My training and experience as a lawyer has helped with general business matters such as setting up an LLC, handling corporate matters, and dealing with the types of issues common to small businesses. There are so many issues that are relatively easily addressed because of my training and experience as a lawyer, and I feel I would be in a completely different position without that background.
Do you think that coding experience is beneficial to lawyers who want to start a legal tech company? What skills do you think are most important?
I would never want to attempt trying to code what has been done with PartUs, as I’m told that the coding involved was incredibly complex. Without Tim’s experience and if I would have had just some coding experience, it wouldn’t have become a reality. It might be helpful to have some experience though to better understand the complexities involved, as I call Tim my “magic legal fairy wand” and I have come to regard adding a new feature as easy as just telling him what I want next in PartUs – at which point he may often need to explain that some of my suggestions are not as easy to implement as I think.
In terms of running a tech company, I think that perseverance and really listening to all feedback that you receive are the most important skills that a legal tech entrepreneur can have to succeed.
What are some of the differences between running a tech start up and running a law firm (or working at a firm)?
Running a law firm and a startup, both involve a variety of daily issues that need to be addressed, but I find that running a tech company presents a much greater variety of daily issues to address. As a tech start up, we are very “lean” with staff, so we become jack-of-all-trades. On the other hand, I joined a very established law firm over ten years ago, so most of the structure was already in place and the issues therefore aren’t as diverse.
With a tech start up, I’m creating something that can really help a lot of people and can have a global impact. Although I’m also helping people in my law practice (hopefully!) I often feel like my job is more reactive than proactive.
What was the biggest challenge for you in transitioning from law practice to your current position?
Trying to still juggle them both! As PartUs continues to grow, I find that I need to delegate more in my practice and take fewer cases. For now, I feel that continuing to practice keeps me sharp and gives me insight into understanding what our customers want from the product.
Do you have any formal training in technology or “hot” technical skills (e.g., programming, product development, data science) and are these skills necessary to build your company?

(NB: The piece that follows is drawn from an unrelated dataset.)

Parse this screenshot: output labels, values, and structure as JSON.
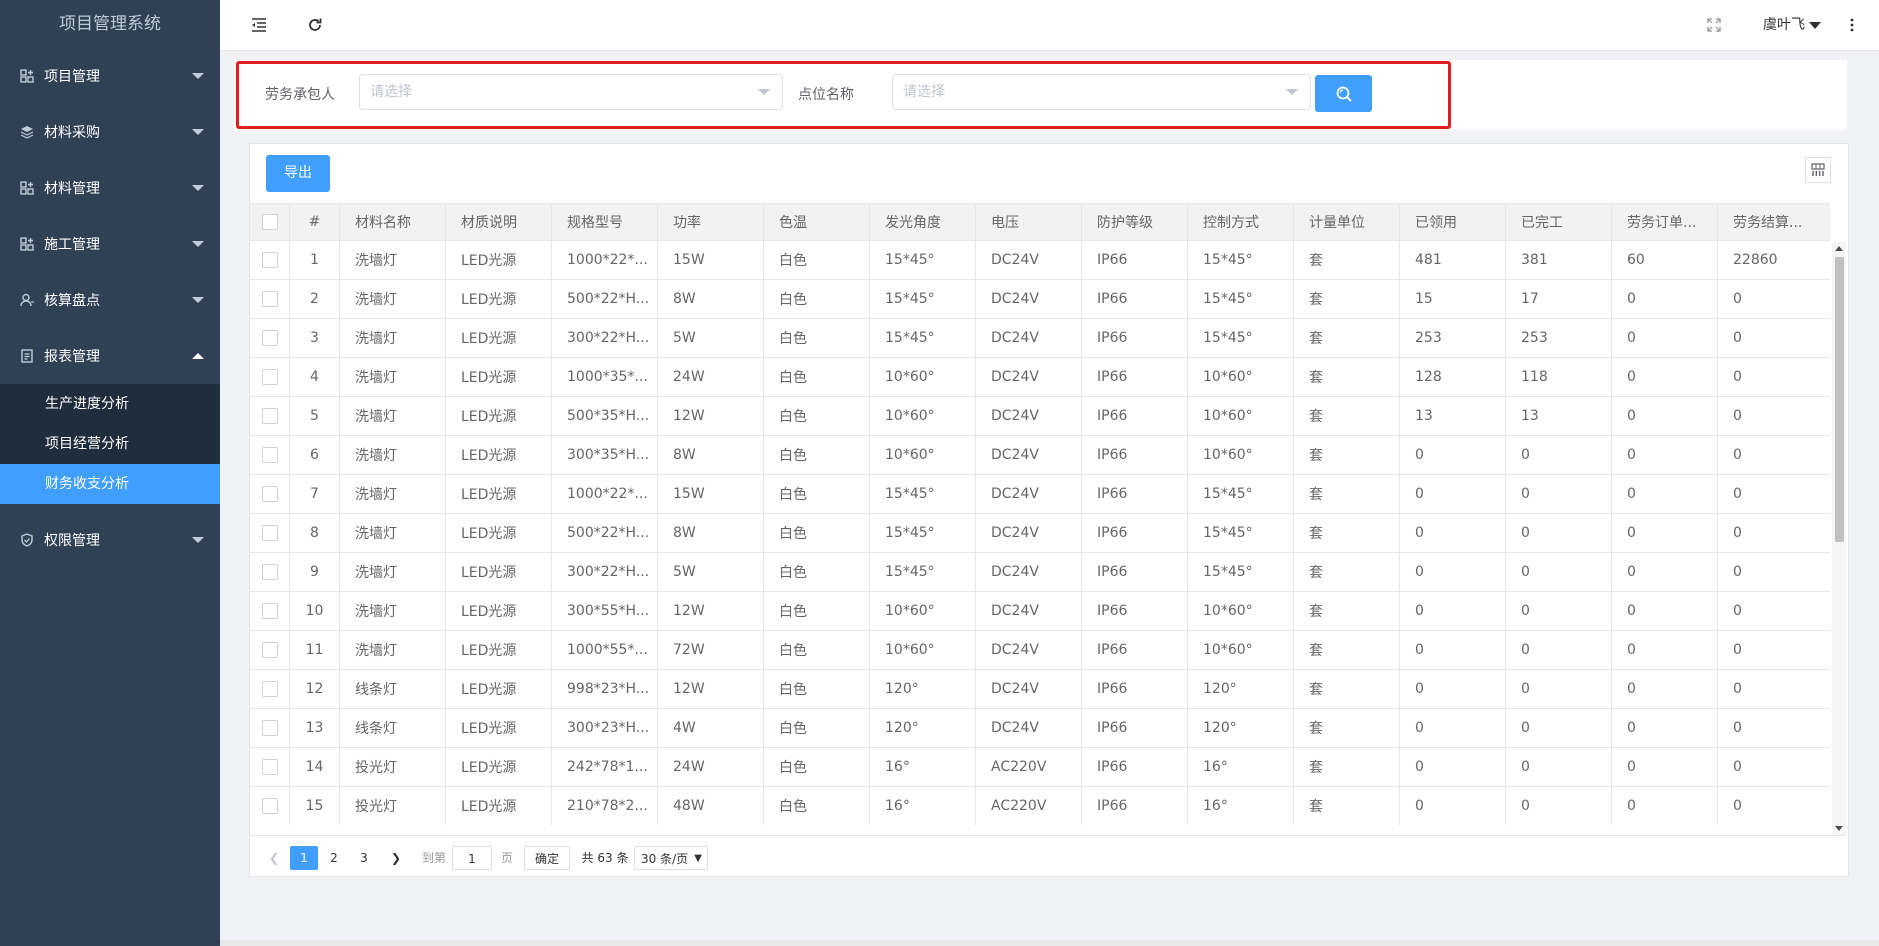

Nope, none at all, whatsoever. In fact, here’s a quick story to tell you how “hot” my technical skills are: when we were first testing PartUs I was having an issue accessing the software. Tim asked me what browser I was using. I asked him what a browser was, and he said “its what you click on when you want to use the internet.” I proudly told him that I had “a blue E”! Its a double-edge sword working with me: if I can figure out the software and use it, anyone can. I’ve told Tim that all along: I don’t want software that you need to train me on, or that I can’t intuitively figure out. But when I don’t know what a browser is, I’m sure Tim is wondering what he got himself into when partnering with me!
If another lawyer was interested in starting a tech company, what advice would you have?

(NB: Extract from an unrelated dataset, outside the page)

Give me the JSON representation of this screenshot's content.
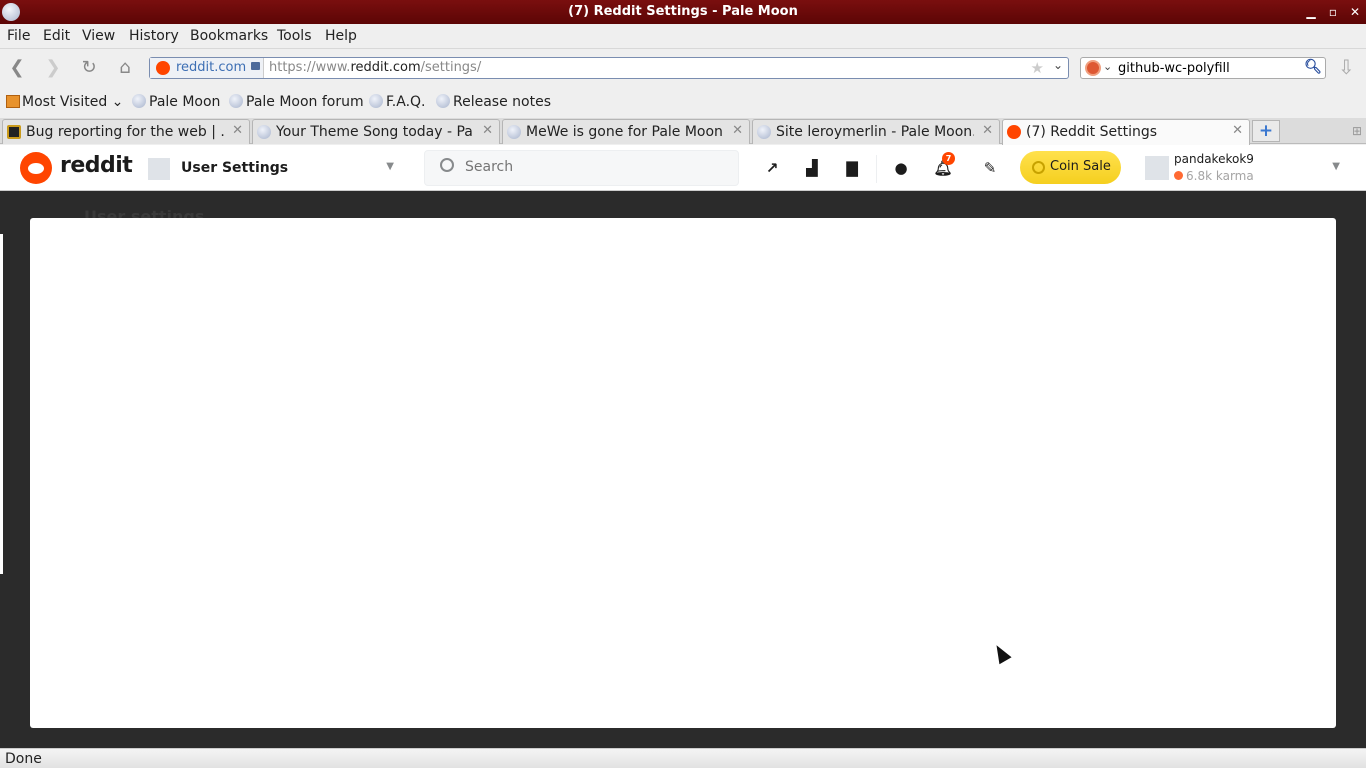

Stay the course, and don’t get discouraged when attorneys don’t change their ways overnight. Change is hard for a lot of people and creating new technologies that change the way we do business isn’t a simple matter, but if you feel strongly that what you are creating is really for the greater good, you’ll have success. The 5-minute pitch on Shark Tank isn’t how quickly success is realized in the real world either. There are long hours, days, weeks, and months ahead but keep on, keeping on.

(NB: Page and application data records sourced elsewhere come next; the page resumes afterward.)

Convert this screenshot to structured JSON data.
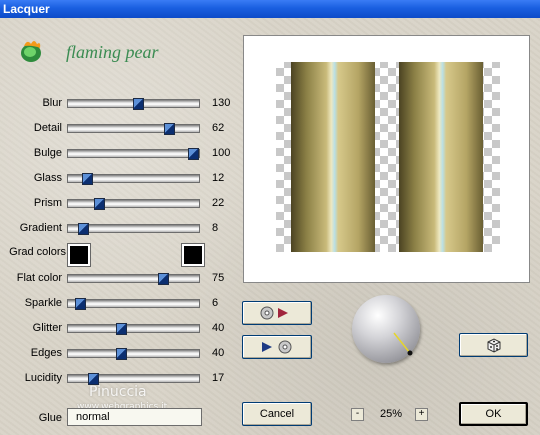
{
  "window": {
    "title": "Lacquer"
  },
  "brand": {
    "name": "flaming pear"
  },
  "controls": [
    {
      "label": "Blur",
      "value": "130",
      "fraction": 0.54
    },
    {
      "label": "Detail",
      "value": "62",
      "fraction": 0.8
    },
    {
      "label": "Bulge",
      "value": "100",
      "fraction": 1.0
    },
    {
      "label": "Glass",
      "value": "12",
      "fraction": 0.12
    },
    {
      "label": "Prism",
      "value": "22",
      "fraction": 0.22
    },
    {
      "label": "Gradient",
      "value": "8",
      "fraction": 0.08
    },
    {
      "label": "Flat color",
      "value": "75",
      "fraction": 0.75
    },
    {
      "label": "Sparkle",
      "value": "6",
      "fraction": 0.06
    },
    {
      "label": "Glitter",
      "value": "40",
      "fraction": 0.4
    },
    {
      "label": "Edges",
      "value": "40",
      "fraction": 0.4
    },
    {
      "label": "Lucidity",
      "value": "17",
      "fraction": 0.17
    }
  ],
  "grad_colors": {
    "label": "Grad colors",
    "left_color": "#000000",
    "right_color": "#000000"
  },
  "glue": {
    "label": "Glue",
    "value": "normal"
  },
  "buttons": {
    "cancel": "Cancel",
    "ok": "OK"
  },
  "zoom": {
    "minus": "-",
    "level": "25%",
    "plus": "+"
  },
  "watermark": {
    "line1": "Pinuccia",
    "line2": "www.webgraphics.it"
  },
  "icons": {
    "brand": "flame-leaf-icon",
    "copy_in": "disc-to-arrow-icon",
    "copy_out": "arrow-to-disc-icon",
    "random": "dice-icon",
    "light": "light-direction-sphere"
  }
}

What excites you most about the future of legal technology?
Creating positive change. When a client says, “thank you – I could sleep a little better last night” then I know I’m doing something right, and legal technology can help us accomplish that for many people.
See more Lawyer to Legal Tech Profiles.